Most of the time, your idea has already been done. And if that isn’t the case, then it might be close to impossible to do. There are still many ideas that don’t fall into either of those, but they are not the majority. Over time, you’ll find good sources of inspiration that lead to fresher ideas. Today, CS is at a point where it’s rapidly expanding into almost every facet of society and knowledge. Many places didn’t have much CS traditionally, but now it’s an open season with many low-hanging fruits. Successful startups and research projects today are often born out of a combination of CS and X. Now, guess why UIUC has so many CS+X degrees all of a sudden?
Even if what you want to do is already done, that’s perfectly okay. Not everything you do has to be original. Besides that, it can be pretty fun redoing things that already exist out there. As long as you’re not copying the existing code as is, I think that projects that start this way can be a valuable learning experience. In fact, many of my initial projects were like that. There is a concept of system design interviews in industry, where they often ask how you’d engineer a feature that usually already exists. Projects like these can help.
Sometimes it’s elitism, and sometimes it’s someone’s defeatist attitude, but do not undervalue a “gimmick” or “flashy” component. People often dismiss good UI/UX, exciting features, good art, or a novel type of computer interaction as a gimmick. Sometimes these can make or break a project. Sometimes they don’t add to a project, but they do make it more fun.
Users are often more likely to use your software just because of these ‘gimmicks.’ I think side projects with more of a gimmick/flashy factor are always more fun to both make and look at.
Note Every Idea

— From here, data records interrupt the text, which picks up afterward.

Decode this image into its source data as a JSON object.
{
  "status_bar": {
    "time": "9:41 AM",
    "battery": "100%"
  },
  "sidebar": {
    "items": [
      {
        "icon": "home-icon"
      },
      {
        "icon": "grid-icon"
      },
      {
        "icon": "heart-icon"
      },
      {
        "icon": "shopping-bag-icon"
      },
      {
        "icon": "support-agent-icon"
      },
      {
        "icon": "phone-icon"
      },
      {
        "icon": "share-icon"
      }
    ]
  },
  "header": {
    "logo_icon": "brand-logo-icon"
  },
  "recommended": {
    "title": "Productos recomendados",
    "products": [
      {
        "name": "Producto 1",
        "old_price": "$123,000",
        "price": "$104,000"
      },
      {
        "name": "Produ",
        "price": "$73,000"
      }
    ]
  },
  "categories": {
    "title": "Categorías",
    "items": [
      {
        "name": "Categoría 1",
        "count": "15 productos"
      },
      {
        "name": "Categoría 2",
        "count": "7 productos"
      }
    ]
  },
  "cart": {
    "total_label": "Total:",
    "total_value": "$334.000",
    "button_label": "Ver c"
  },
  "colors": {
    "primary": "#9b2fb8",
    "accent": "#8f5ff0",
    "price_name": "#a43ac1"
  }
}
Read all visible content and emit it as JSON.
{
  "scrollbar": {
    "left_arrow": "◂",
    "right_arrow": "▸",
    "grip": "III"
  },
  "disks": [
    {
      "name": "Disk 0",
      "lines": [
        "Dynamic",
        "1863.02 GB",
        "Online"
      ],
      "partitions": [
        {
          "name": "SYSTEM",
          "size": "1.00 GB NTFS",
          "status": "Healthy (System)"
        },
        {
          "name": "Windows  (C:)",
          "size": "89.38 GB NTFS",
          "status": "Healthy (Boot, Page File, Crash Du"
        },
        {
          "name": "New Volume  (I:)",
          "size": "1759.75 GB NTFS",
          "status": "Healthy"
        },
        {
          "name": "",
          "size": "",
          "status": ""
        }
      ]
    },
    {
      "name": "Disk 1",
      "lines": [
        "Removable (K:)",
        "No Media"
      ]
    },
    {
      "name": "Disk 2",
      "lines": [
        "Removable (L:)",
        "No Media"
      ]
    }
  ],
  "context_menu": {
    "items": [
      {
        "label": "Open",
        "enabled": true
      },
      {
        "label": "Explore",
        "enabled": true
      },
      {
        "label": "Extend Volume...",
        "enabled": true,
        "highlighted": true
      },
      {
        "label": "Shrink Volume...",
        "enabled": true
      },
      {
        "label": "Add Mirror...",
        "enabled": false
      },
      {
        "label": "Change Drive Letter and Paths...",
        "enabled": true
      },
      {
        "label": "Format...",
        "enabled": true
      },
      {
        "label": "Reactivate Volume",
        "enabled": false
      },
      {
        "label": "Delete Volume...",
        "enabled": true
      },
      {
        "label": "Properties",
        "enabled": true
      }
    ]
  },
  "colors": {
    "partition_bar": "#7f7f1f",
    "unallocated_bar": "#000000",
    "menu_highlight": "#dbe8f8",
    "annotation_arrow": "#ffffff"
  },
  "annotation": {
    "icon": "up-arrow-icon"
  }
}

At first, ideas will be hard to come by, but you’ll start generating endless after a while. Most will be bad, practically impossible, or already done, but they’re still a valuable part of the process. Don’t discard any of them, even if they seem kind of cringe. Many billion-dollar companies today were once a “bad” idea that people did not think would work.
Aggressively note down all your ideas in places where you can find them later. I like Google Keep, but there are dozens of different note-taking programs. Your ideas are probably better than you realize, so keep them! Doing this
- saves you time, since you might come up with the same idea again
- can give you a starting point for your programs
- makes you think harder about what your idea is over a castle in the sky that is nowhere as well defined as you think it is
- keeps you from forgetting - trust me, you will forget, and it will often only take two or three minutes!
(If you’re smart, you can turn 8 of your unused ideas into a summer series of workshops.)
Startups and Research
Maybe your project starts going in exciting directions. That’s awesome!
For startups, check out Illinois Founders. They can guide you much better than we can.
If you think your project has research potential, create a write-up and a picture/video demo, and start showing it to grad students and professors.
Good Advice From Others
These are excellent articles that inspired me a lot.
A Software Developer’s Guide to Side Projects - Simple Programmer. He’s written a whole book of advice as well.
Software engineer, it’s okay to not have a side project - Benoit Pasquier. I think this article gives a good understanding of the toxic side project culture. If you feel things are becoming a source of anxiety or feel like a chore, step away. Trust your instincts.
Contributors: Harsh, Drshika, Maaheen